Jimmy Garoppolo, The Raiders, and an Injury Waiver

A few days ago Mike Florio of PFT posted about an injury waiver in Jimmy Garoppolo’s contract with the Raiders that has somehow gotten people to thinking Garoppolo will never play a down with the Raiders and that has led to people going down the rabbit hole with thoughts on Garoppolo’s future and who will be the Raiders QB next season. So here are some thoughts on the issue.

The news on Garoppolo’s contract is nothing new. Garoppolo agreed to terms with the Raiders back in March. Those terms were leaked out and people ran with them as the contract, including us here at OTC. When there was a delay there was some speculation, by Florio in particular, that something was up.  I talked about it then as well saying it was likely a physical issue especially since the Raiders in the past have been ultra cautious with physicals of players that agree to terms with in free agency.

When the actual contract was signed the terms were modified from the original reports. This is not uncommon in the NFL and we had those numbers online since mid March. It was never a revised contract. It was the only contract he signed with the Raiders. I discussed this on the OTC podcast back in March around the 1:10 mark of the podcast. I threw a clip from it up on YouTube yesterday isolating the audio.

The difference is just in the framing of how we discuss the injury protection. I look at it as simply transactional so it doesn’t come across as a big deal. Florio took more of a disaster scenario angle and that leads to all kinds of speculation.

Injury waivers in NFL contracts are not uncommon. We see them all the time though they are not as widely used with star players. For example, back in 2012 the Broncos were willing to sign Peyton Manning despite a neck injury and were willing to guarantee his first year salary but they had some outs on future guarantees, specifically a guarantee in 2014 that would void if he was released due to his neck injury. That would likely be the framework for this contract with Garoppolo.

When Colin Kaepernick signed with the 49ers back in 2014 much was made of the 49ers insistence that Kaepernick purchase an insurance policy with the 49ers names as a beneficiary. Kaepernick was not even injured at the time, but the threat of injury made the 49ers look to mitigate the risk as much as possible by not being on the hook for the premiums of the policy.

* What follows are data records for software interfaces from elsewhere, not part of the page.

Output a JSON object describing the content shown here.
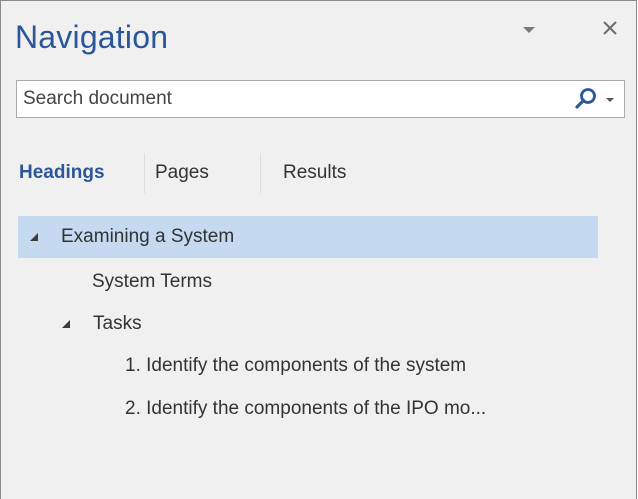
{
  "pane": {
    "title": "Navigation",
    "options_icon": "chevron-down-icon",
    "close_icon": "close-icon",
    "close_glyph": "✕"
  },
  "search": {
    "placeholder": "Search document",
    "value": "",
    "search_icon": "magnifier-icon",
    "dropdown_icon": "chevron-down-icon"
  },
  "tabs": [
    {
      "label": "Headings",
      "active": true
    },
    {
      "label": "Pages",
      "active": false
    },
    {
      "label": "Results",
      "active": false
    }
  ],
  "headings": [
    {
      "label": "Examining a System",
      "level": 1,
      "expanded": true,
      "selected": true
    },
    {
      "label": "System Terms",
      "level": 2,
      "expanded": null,
      "selected": false
    },
    {
      "label": "Tasks",
      "level": 2,
      "expanded": true,
      "selected": false
    },
    {
      "label": "1. Identify the components of the system",
      "level": 3,
      "expanded": null,
      "selected": false
    },
    {
      "label": "2. Identify the components of the IPO mo...",
      "level": 3,
      "expanded": null,
      "selected": false
    }
  ],
  "colors": {
    "accent": "#2b579a",
    "selection": "#c5daf1",
    "pane_background": "#f0f0f0"
  }
}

A player having an injury waiver is by no means an admission a player is likely not going to play with the team. When the team feels that is the case they simply do not execute the contract. The Raiders did that years ago with Rodger Saffold who they failed for a physical and simply moved on. The Rams wound up re-signing Saffold with no concerns shortly thereafter. Saffold started 16 games that year and has missed a total of 16 games in nine seasons after signing.

The Ravens twice walked away from some big contracts. They agreed to terms with receiver Ryan Grant in 2018 on a $7.4 million a year contract and then would not sign him. Grant signed a week later with the Colts on a one year, $5 million contract. Grant played 14 games. In 2020 they failed DT Michael Brockers on his physical making his $10 million a year contract with $21 million in guarantees vanish. He went back to the Rams at $8 million a year but much less guaranteed. Brockers started 31 games in 2020 and 2021.

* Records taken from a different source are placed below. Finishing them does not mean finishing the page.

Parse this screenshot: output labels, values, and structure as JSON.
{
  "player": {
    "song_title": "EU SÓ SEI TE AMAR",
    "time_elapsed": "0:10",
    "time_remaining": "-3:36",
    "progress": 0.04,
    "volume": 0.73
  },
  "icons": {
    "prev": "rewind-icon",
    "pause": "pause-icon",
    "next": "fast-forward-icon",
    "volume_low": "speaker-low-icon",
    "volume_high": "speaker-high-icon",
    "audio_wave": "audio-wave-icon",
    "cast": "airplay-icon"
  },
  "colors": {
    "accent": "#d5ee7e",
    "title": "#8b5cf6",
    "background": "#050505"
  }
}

These examples just help illustrate how different doctors have different opinions on injuries. One teams failed physical may be a passed physical with another club. That isn’t to say that would have happened with Garoppolo but we don’t know since the Raiders did in fact ultimately execute the contract

The fact that the Raiders actually signed Garoppolo should mean they expect him to play. The injury waiver is a way to protect yourself from unknown scenarios. Imagine if the surgery went bad, the ankle gets infected, etc…you can find yourself in an Alex Smith situation. Smith’s situation with Washington was different in that his injury occurred in a game after his contract was signed but here you have a case where the player has a pre-existing injury which is not yet fully healed. This is about financial protection from the worst case scenario. Really it is no different than a player getting injury protection from the unknown.  You don’t expect the injury to happen but want to be compensated if it does.

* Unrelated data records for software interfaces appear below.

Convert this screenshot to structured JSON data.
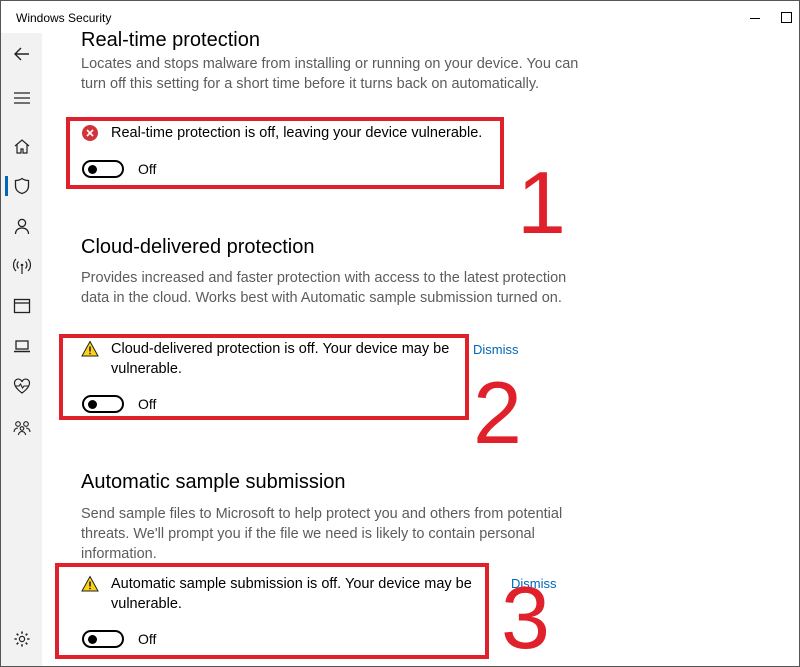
{
  "window": {
    "title": "Windows Security"
  },
  "sidebar": {
    "icons": [
      "back-arrow-icon",
      "hamburger-menu-icon",
      "home-icon",
      "shield-icon",
      "person-icon",
      "wireless-icon",
      "browser-window-icon",
      "laptop-icon",
      "heart-health-icon",
      "family-icon",
      "settings-gear-icon"
    ],
    "active": "shield-icon"
  },
  "sections": [
    {
      "title": "Real-time protection",
      "description": "Locates and stops malware from installing or running on your device. You can turn off this setting for a short time before it turns back on automatically.",
      "warning": "Real-time protection is off, leaving your device vulnerable.",
      "warning_type": "error",
      "toggle_label": "Off",
      "toggle_on": false,
      "annotation": "1"
    },
    {
      "title": "Cloud-delivered protection",
      "description": "Provides increased and faster protection with access to the latest protection data in the cloud. Works best with Automatic sample submission turned on.",
      "warning": "Cloud-delivered protection is off. Your device may be vulnerable.",
      "warning_type": "warning",
      "dismiss": "Dismiss",
      "toggle_label": "Off",
      "toggle_on": false,
      "annotation": "2"
    },
    {
      "title": "Automatic sample submission",
      "description": "Send sample files to Microsoft to help protect you and others from potential threats. We'll prompt you if the file we need is likely to contain personal information.",
      "warning": "Automatic sample submission is off. Your device may be vulnerable.",
      "warning_type": "warning",
      "dismiss": "Dismiss",
      "toggle_label": "Off",
      "toggle_on": false,
      "annotation": "3"
    }
  ],
  "colors": {
    "accent": "#0067b8",
    "annotation_red": "#e0202a",
    "error_red": "#d13438",
    "warning_yellow": "#fcd116"
  }
}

The fallout that would happen from the Raiders guaranteeing Garoppolo to a contract with $34 million guaranteed and him never taking a snap with the Raiders due to a bum ankle that he had in San Francisco would be huge. Even with an injury waiver it would be huge. It would be a disaster for the head coach, GM, and anyone in the front office. An injury waiver offer’s them no protection from this at all. The only protection from that would have been not signing him at all and pivoting to another option. The fact that they didn’t do that is more telling than the injury waiver itself.